Suggesting architecture in general, or enterprise architecture in particular, doesn’t add value or is otherwise a fiscal black hole is akin to declaring that badly executed means discredits the ends. The objective of enhancing Business-IT alignment is a worthy one. Just because a bunch of charlatans over time have discredited one method of achieving that alignment doesn’t mean we shouldn’t bother. What it does mean is that we have to be able to clearly define how an enterprise view of things can solve a particular business problem. We must be able to articulate how taking a holistic approach to identifying, defining and organizing our company’s assets, infrastructure, processes, organization and resources will enable us to make sure that IT solutions actually solve a business problem and deliver value that is measurable in dollars.
To me this is the purpose, the essence of architecture.
I have yet to hear an argument that says this is a worthless venture, that it is mere tilting at windmills while strutting about in the emperor’s new clothes.
If you want to evaluate a company that is ‘doing’ EA in a manner that involves XYZ characteristics and suggest that this particular approach is doomed to fail, fine. I’m with you and I’ll be right there with plenty of my own examples. This isn’t a straw man, it is an actual case of architecture gone wrong. But don’t fall into the trap of launching ad hominem attacks on architecture as a whole because of a bad experience.

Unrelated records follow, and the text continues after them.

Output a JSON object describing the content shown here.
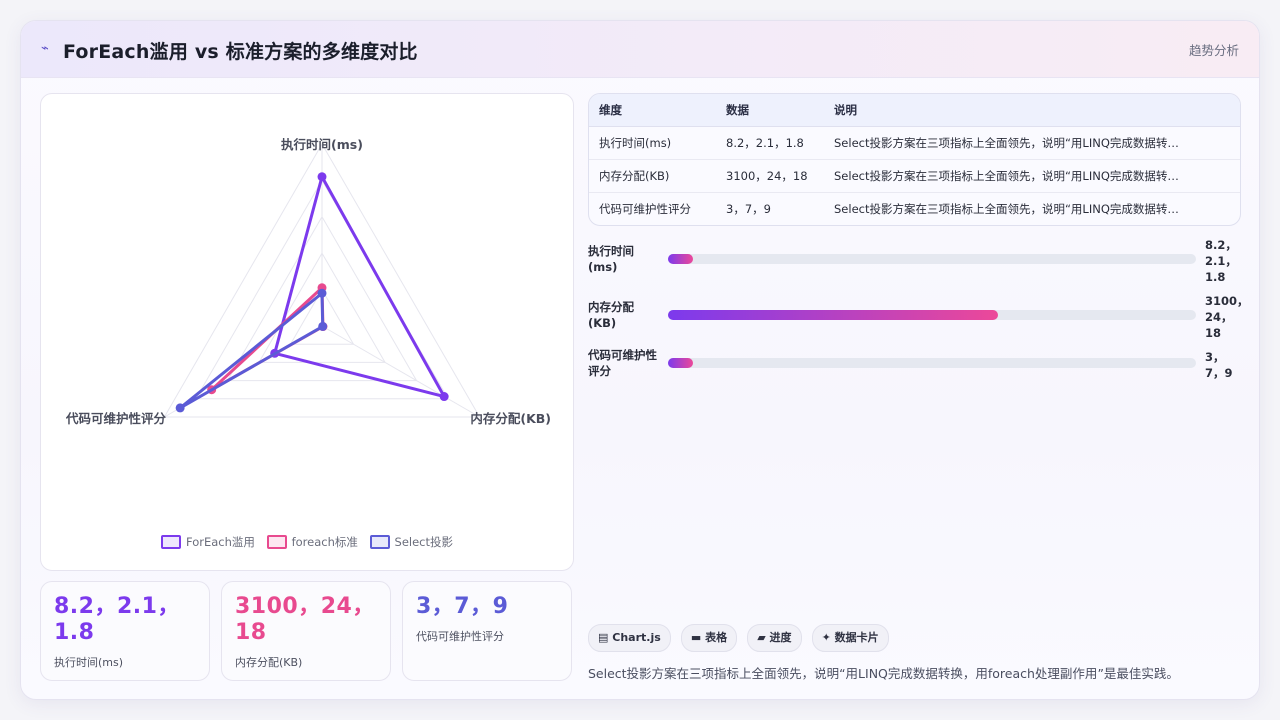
{
  "header": {
    "icon": "chart-trend-icon",
    "icon_glyph": "⌁",
    "title": "ForEach滥用 vs 标准方案的多维度对比",
    "tag": "趋势分析"
  },
  "colors": {
    "purple": "#7c3aed",
    "pink": "#e84a8f",
    "indigo": "#5b5bd6",
    "grid": "#e6e6ee"
  },
  "chart_data": {
    "type": "radar",
    "axes": [
      "执行时间(ms)",
      "内存分配(KB)",
      "代码可维护性评分"
    ],
    "axis_max": [
      10,
      4000,
      10
    ],
    "series": [
      {
        "name": "ForEach滥用",
        "values": [
          8.2,
          3100,
          3
        ],
        "color": "#7c3aed"
      },
      {
        "name": "foreach标准",
        "values": [
          2.1,
          24,
          7
        ],
        "color": "#e84a8f"
      },
      {
        "name": "Select投影",
        "values": [
          1.8,
          18,
          9
        ],
        "color": "#5b5bd6"
      }
    ],
    "grid_levels": 5,
    "legend_position": "bottom"
  },
  "stats": [
    {
      "value": "8.2，2.1，1.8",
      "label": "执行时间(ms)",
      "color": "#7c3aed"
    },
    {
      "value": "3100，24，18",
      "label": "内存分配(KB)",
      "color": "#e84a8f"
    },
    {
      "value": "3，7，9",
      "label": "代码可维护性评分",
      "color": "#5b5bd6"
    }
  ],
  "table": {
    "headers": [
      "维度",
      "数据",
      "说明"
    ],
    "rows": [
      [
        "执行时间(ms)",
        "8.2，2.1，1.8",
        "Select投影方案在三项指标上全面领先，说明“用LINQ完成数据转…"
      ],
      [
        "内存分配(KB)",
        "3100，24，18",
        "Select投影方案在三项指标上全面领先，说明“用LINQ完成数据转…"
      ],
      [
        "代码可维护性评分",
        "3，7，9",
        "Select投影方案在三项指标上全面领先，说明“用LINQ完成数据转…"
      ]
    ]
  },
  "progress": [
    {
      "name": "执行时间\n(ms)",
      "value": "8.2，\n2.1，\n1.8",
      "fraction": 0.048
    },
    {
      "name": "内存分配\n(KB)",
      "value": "3100，\n24，\n18",
      "fraction": 0.625
    },
    {
      "name": "代码可维护性\n评分",
      "value": "3，\n7，9",
      "fraction": 0.048
    }
  ],
  "chips": [
    {
      "icon": "chart-icon",
      "glyph": "▤",
      "label": "Chart.js"
    },
    {
      "icon": "table-icon",
      "glyph": "▬",
      "label": "表格"
    },
    {
      "icon": "progress-icon",
      "glyph": "▰",
      "label": "进度"
    },
    {
      "icon": "sparkle-icon",
      "glyph": "✦",
      "label": "数据卡片"
    }
  ],
  "summary": "Select投影方案在三项指标上全面领先，说明“用LINQ完成数据转换，用foreach处理副作用”是最佳实践。"
}
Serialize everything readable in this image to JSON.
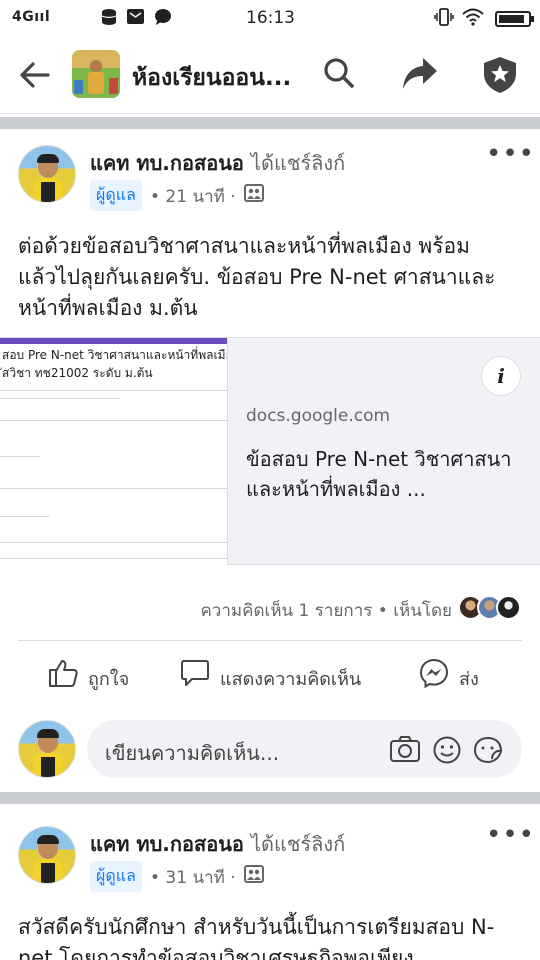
{
  "status_bar": {
    "signal": "4Gııl",
    "time": "16:13",
    "battery_level": 0.9
  },
  "header": {
    "title": "ห้องเรียนออน..."
  },
  "posts": [
    {
      "author": "แคท ทบ.กอสอนอ",
      "shared_text": "ได้แชร์ลิงก์",
      "role_badge": "ผู้ดูแล",
      "time": "• 21 นาที ·",
      "text": "ต่อด้วยข้อสอบวิชาศาสนาและหน้าที่พลเมือง  พร้อมแล้วไปลุยกันเลยครับ. ข้อสอบ Pre N-net ศาสนาและหน้าที่พลเมือง ม.ต้น",
      "link": {
        "thumb_title_line1": "สอบ Pre N-net วิชาศาสนาและหน้าที่พลเมือง",
        "thumb_title_line2": "ัสวิชา ทช21002 ระดับ ม.ต้น",
        "domain": "docs.google.com",
        "title": "ข้อสอบ Pre N-net วิชาศาสนาและหน้าที่พลเมือง ..."
      },
      "comments_summary": "ความคิดเห็น 1 รายการ • เห็นโดย",
      "actions": {
        "like": "ถูกใจ",
        "comment": "แสดงความคิดเห็น",
        "share": "ส่ง"
      },
      "comment_placeholder": "เขียนความคิดเห็น..."
    },
    {
      "author": "แคท ทบ.กอสอนอ",
      "shared_text": "ได้แชร์ลิงก์",
      "role_badge": "ผู้ดูแล",
      "time": "• 31 นาที ·",
      "text": "สวัสดีครับนักศึกษา สำหรับวันนี้เป็นการเตรียมสอบ N-net โดยการทำข้อสอบวิชาเศรษฐกิจพอเพียง"
    }
  ],
  "colors": {
    "accent": "#1877f2",
    "badge_bg": "#e7f3ff",
    "divider": "#c9ccd1",
    "secondary_text": "#65676b"
  }
}
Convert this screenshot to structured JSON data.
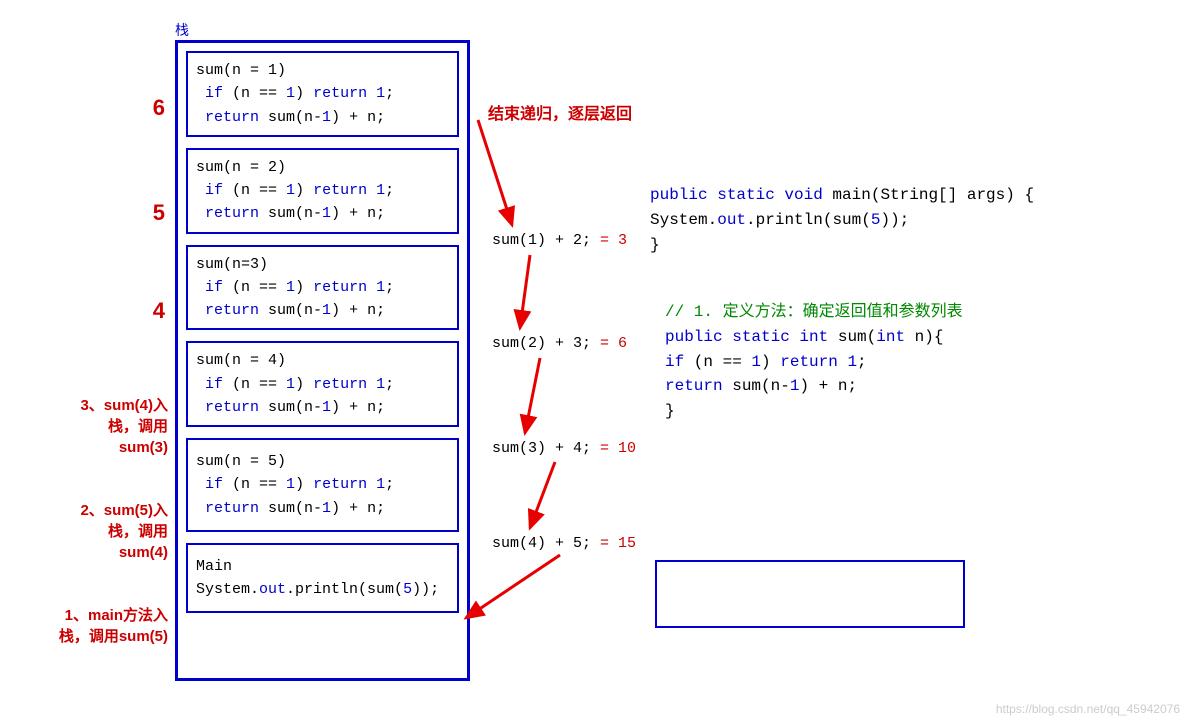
{
  "stack_title": "栈",
  "left_labels": {
    "l6": "6",
    "l5": "5",
    "l4": "4",
    "l3": "3、sum(4)入栈，调用sum(3)",
    "l2": "2、sum(5)入栈，调用sum(4)",
    "l1": "1、main方法入栈，调用sum(5)"
  },
  "top_annotation": "结束递归，逐层返回",
  "frames": {
    "f6": {
      "header": "sum(n = 1)"
    },
    "f5": {
      "header": "sum(n = 2)"
    },
    "f4": {
      "header": "sum(n=3)"
    },
    "f3": {
      "header": "sum(n = 4)"
    },
    "f2": {
      "header": "sum(n = 5)"
    },
    "f1_line1": "Main"
  },
  "common_code": {
    "if_prefix": "if (n == ",
    "if_val": "1",
    "if_mid": ") ",
    "return_kw": "return",
    "one": "1",
    "semi": ";",
    "ret_sum_prefix": "return sum(n-",
    "ret_sum_mid": ") + n;"
  },
  "results": {
    "r1": {
      "left": "sum(1) + 2;",
      "eq": " = 3"
    },
    "r2": {
      "left": "sum(2) + 3;",
      "eq": " = 6"
    },
    "r3": {
      "left": "sum(3) + 4;",
      "eq": " = 10"
    },
    "r4": {
      "left": "sum(4) + 5;",
      "eq": " = 15"
    }
  },
  "code_main": {
    "l1_pre": "public static void",
    "l1_fn": " main(String[] args) {",
    "l2_pre": "    System.",
    "l2_out": "out",
    "l2_mid": ".println(sum(",
    "l2_arg": "5",
    "l2_end": "));",
    "l3": "}"
  },
  "code_sum": {
    "comment": "//  1. 定义方法：确定返回值和参数列表",
    "l1_pre": "public static int",
    "l1_fn": " sum(",
    "l1_kw2": "int",
    "l1_end": " n){",
    "l2_ind": "    ",
    "l2_if": "if",
    "l2_mid": " (n == ",
    "l2_one": "1",
    "l2_mid2": ") ",
    "l2_ret": "return",
    "l2_one2": " 1",
    "l2_semi": ";",
    "l3_ind": "    ",
    "l3_ret": "return",
    "l3_mid": " sum(n-",
    "l3_one": "1",
    "l3_end": ") + n;",
    "l4": "}"
  },
  "main_frame": {
    "sys": "System.",
    "out": "out",
    "print": ".println(sum(",
    "arg": "5",
    "end": "));"
  },
  "watermark": "https://blog.csdn.net/qq_45942076"
}
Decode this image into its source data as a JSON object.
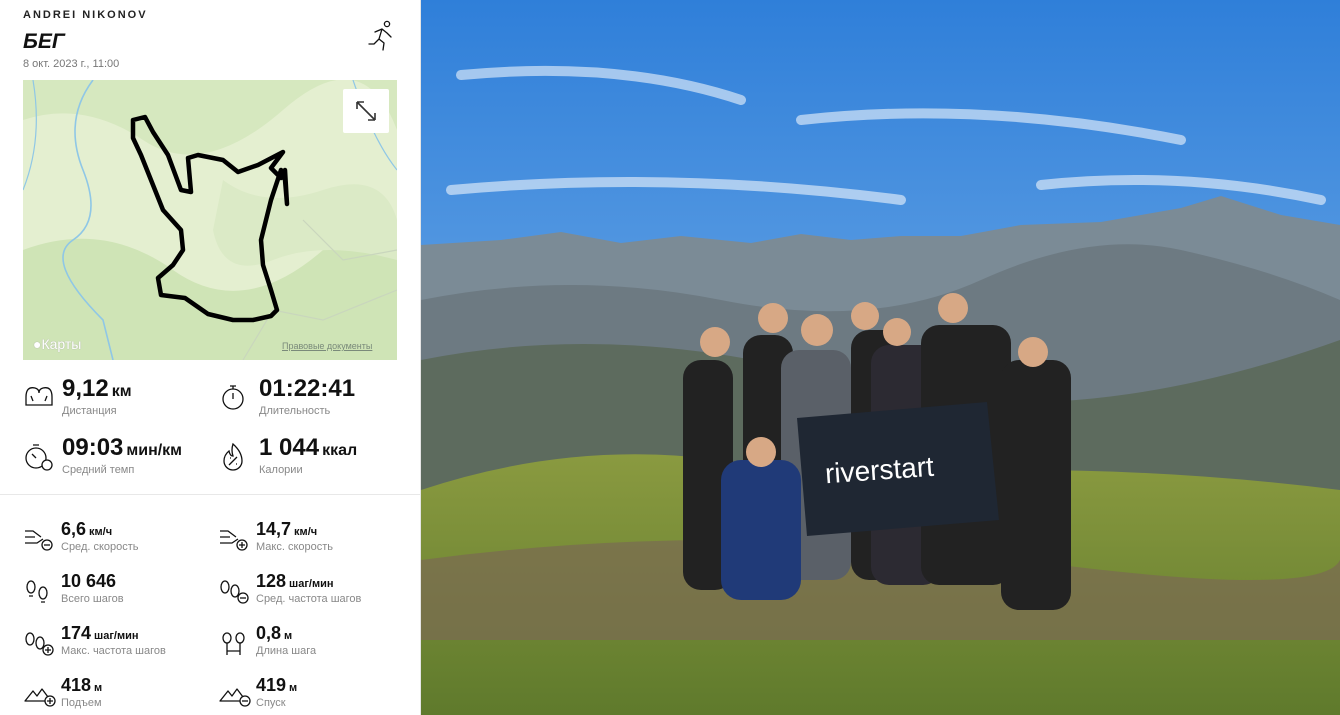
{
  "header": {
    "user": "ANDREI NIKONOV",
    "activity": "БЕГ",
    "date": "8 окт. 2023 г., 11:00"
  },
  "map": {
    "logo": "Карты",
    "legal": "Правовые документы",
    "expand_icon": "expand-icon"
  },
  "summary": [
    {
      "icon": "distance-icon",
      "value": "9,12",
      "unit": "км",
      "label": "Дистанция"
    },
    {
      "icon": "stopwatch-icon",
      "value": "01:22:41",
      "unit": "",
      "label": "Длительность"
    },
    {
      "icon": "pace-icon",
      "value": "09:03",
      "unit": "мин/км",
      "label": "Средний темп"
    },
    {
      "icon": "calories-icon",
      "value": "1 044",
      "unit": "ккал",
      "label": "Калории"
    }
  ],
  "details": [
    {
      "icon": "speed-avg-icon",
      "value": "6,6",
      "unit": "км/ч",
      "label": "Сред. скорость"
    },
    {
      "icon": "speed-max-icon",
      "value": "14,7",
      "unit": "км/ч",
      "label": "Макс. скорость"
    },
    {
      "icon": "steps-icon",
      "value": "10 646",
      "unit": "",
      "label": "Всего шагов"
    },
    {
      "icon": "cadence-avg-icon",
      "value": "128",
      "unit": "шаг/мин",
      "label": "Сред. частота шагов"
    },
    {
      "icon": "cadence-max-icon",
      "value": "174",
      "unit": "шаг/мин",
      "label": "Макс. частота шагов"
    },
    {
      "icon": "stride-icon",
      "value": "0,8",
      "unit": "м",
      "label": "Длина шага"
    },
    {
      "icon": "ascent-icon",
      "value": "418",
      "unit": "м",
      "label": "Подъем"
    },
    {
      "icon": "descent-icon",
      "value": "419",
      "unit": "м",
      "label": "Спуск"
    }
  ],
  "photo": {
    "banner_text": "riverstart"
  },
  "colors": {
    "sky_top": "#2f7fd9",
    "mountain": "#6d7a82",
    "grass": "#8a9a40",
    "route": "#000000",
    "map_bg": "#e3efcf"
  }
}
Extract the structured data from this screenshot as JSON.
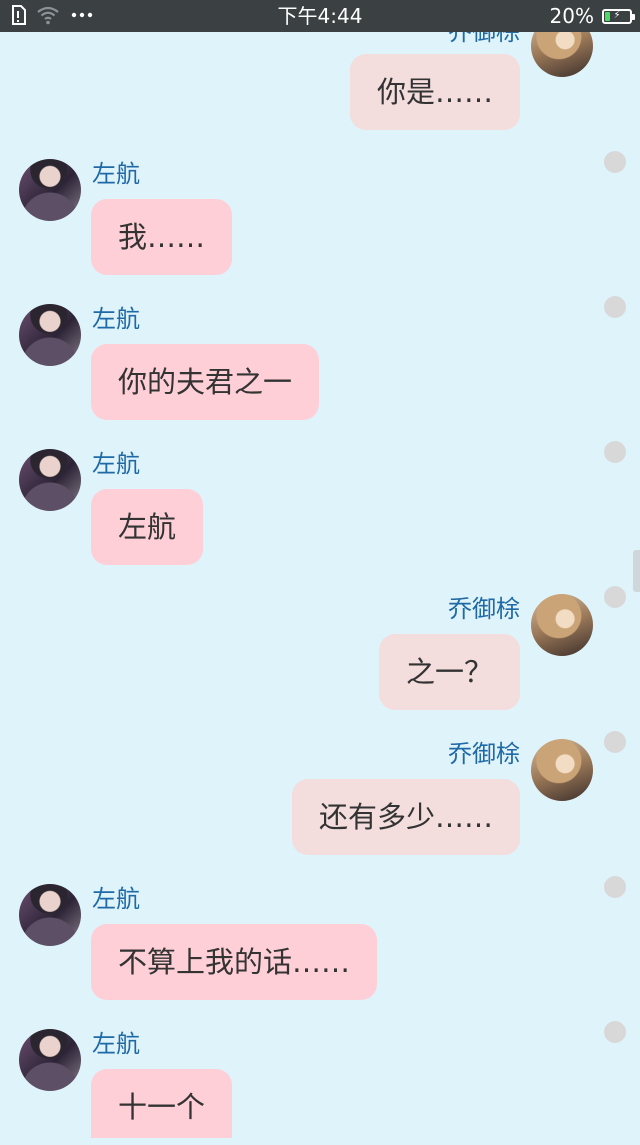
{
  "status_bar": {
    "time": "下午4:44",
    "battery": "20%",
    "battery_level": 0.2,
    "icons": [
      "sim-icon",
      "wifi-icon",
      "more-dots-icon",
      "battery-icon"
    ]
  },
  "colors": {
    "background": "#dff3fb",
    "status_bar": "#3b4043",
    "name_text": "#1f6aa6",
    "bubble_left": "#ffcfd7",
    "bubble_right": "#f3dddd",
    "battery_fill": "#4cd964"
  },
  "messages": [
    {
      "side": "right",
      "sender": "乔御梌",
      "text": "你是……"
    },
    {
      "side": "left",
      "sender": "左航",
      "text": "我……"
    },
    {
      "side": "left",
      "sender": "左航",
      "text": "你的夫君之一"
    },
    {
      "side": "left",
      "sender": "左航",
      "text": "左航"
    },
    {
      "side": "right",
      "sender": "乔御梌",
      "text": "之一？"
    },
    {
      "side": "right",
      "sender": "乔御梌",
      "text": "还有多少……"
    },
    {
      "side": "left",
      "sender": "左航",
      "text": "不算上我的话……"
    },
    {
      "side": "left",
      "sender": "左航",
      "text": "十一个"
    }
  ]
}
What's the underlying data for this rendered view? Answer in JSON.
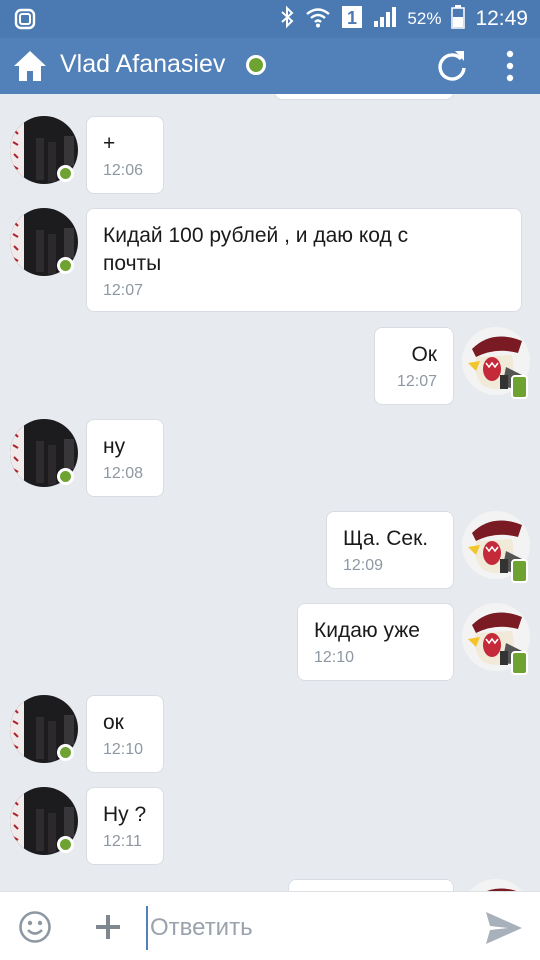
{
  "status_bar": {
    "battery": "52%",
    "time": "12:49",
    "sim": "1",
    "icons": [
      "screen-icon",
      "bluetooth-icon",
      "wifi-icon",
      "sim-icon",
      "signal-icon",
      "battery-icon"
    ]
  },
  "header": {
    "title": "Vlad Afanasiev",
    "online": true,
    "icons": [
      "home-icon",
      "refresh-icon",
      "more-vert-icon"
    ]
  },
  "messages": [
    {
      "dir": "in",
      "text": "+",
      "time": "12:06"
    },
    {
      "dir": "in",
      "text": "Кидай 100 рублей , и даю код с",
      "text2": "почты",
      "time": "12:07"
    },
    {
      "dir": "out",
      "text": "Ок",
      "time": "12:07"
    },
    {
      "dir": "in",
      "text": "ну",
      "time": "12:08"
    },
    {
      "dir": "out",
      "text": "Ща. Сек.",
      "time": "12:09"
    },
    {
      "dir": "out",
      "text": "Кидаю уже",
      "time": "12:10"
    },
    {
      "dir": "in",
      "text": "ок",
      "time": "12:10"
    },
    {
      "dir": "in",
      "text": "Ну ?",
      "time": "12:11"
    }
  ],
  "composer": {
    "placeholder": "Ответить",
    "icons": [
      "emoji-icon",
      "plus-icon",
      "send-icon"
    ]
  },
  "colors": {
    "status_bar": "#4a7ab1",
    "header": "#5181b8",
    "background": "#e7ebf0",
    "online": "#6fa331",
    "time_text": "#8e98a3"
  }
}
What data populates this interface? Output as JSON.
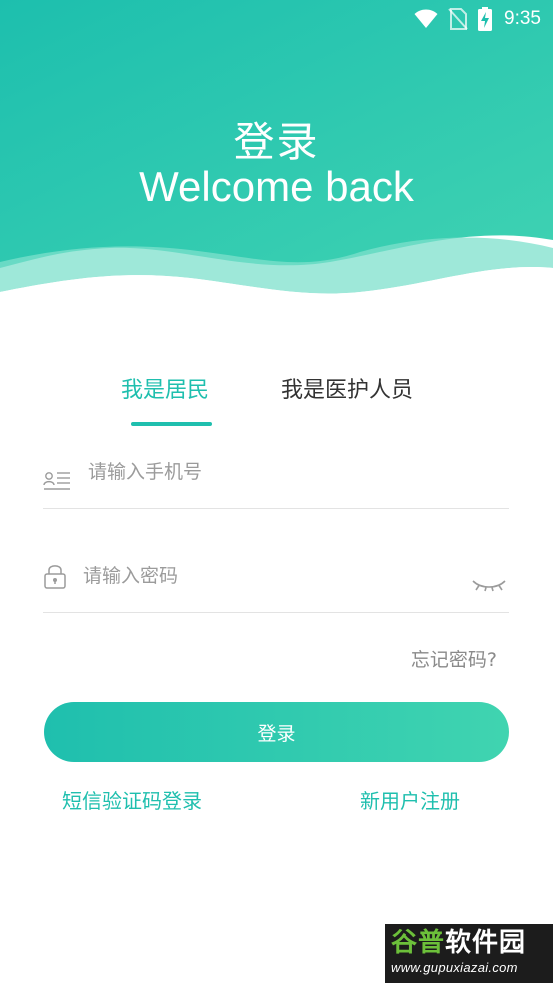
{
  "status_bar": {
    "time": "9:35",
    "icons": [
      "wifi-icon",
      "no-sim-icon",
      "battery-charging-icon"
    ]
  },
  "header": {
    "title": "登录",
    "subtitle": "Welcome back"
  },
  "tabs": [
    {
      "label": "我是居民",
      "active": true
    },
    {
      "label": "我是医护人员",
      "active": false
    }
  ],
  "form": {
    "phone_placeholder": "请输入手机号",
    "phone_value": "",
    "password_placeholder": "请输入密码",
    "password_value": "",
    "forgot_label": "忘记密码?",
    "login_label": "登录"
  },
  "links": {
    "sms_login": "短信验证码登录",
    "register": "新用户注册"
  },
  "watermark": {
    "brand_part1": "谷普",
    "brand_part2": "软件园",
    "url": "www.gupuxiazai.com"
  },
  "colors": {
    "accent": "#1fbfae",
    "accent_light": "#40d4b0",
    "text_dark": "#333333",
    "text_muted": "#9b9b9b"
  }
}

Trust me, there are plenty of bad experiences to deconstruct without taking a single one, blowing it up and applying it to the whole industry.
Dismissing the entire field as rose-colored, ivory tower theorizing with no practical use or value proposition is just plain missing the point.
(Ten golden unicorns to the first person with both the cultural reference and exact quote depicted in the picture above)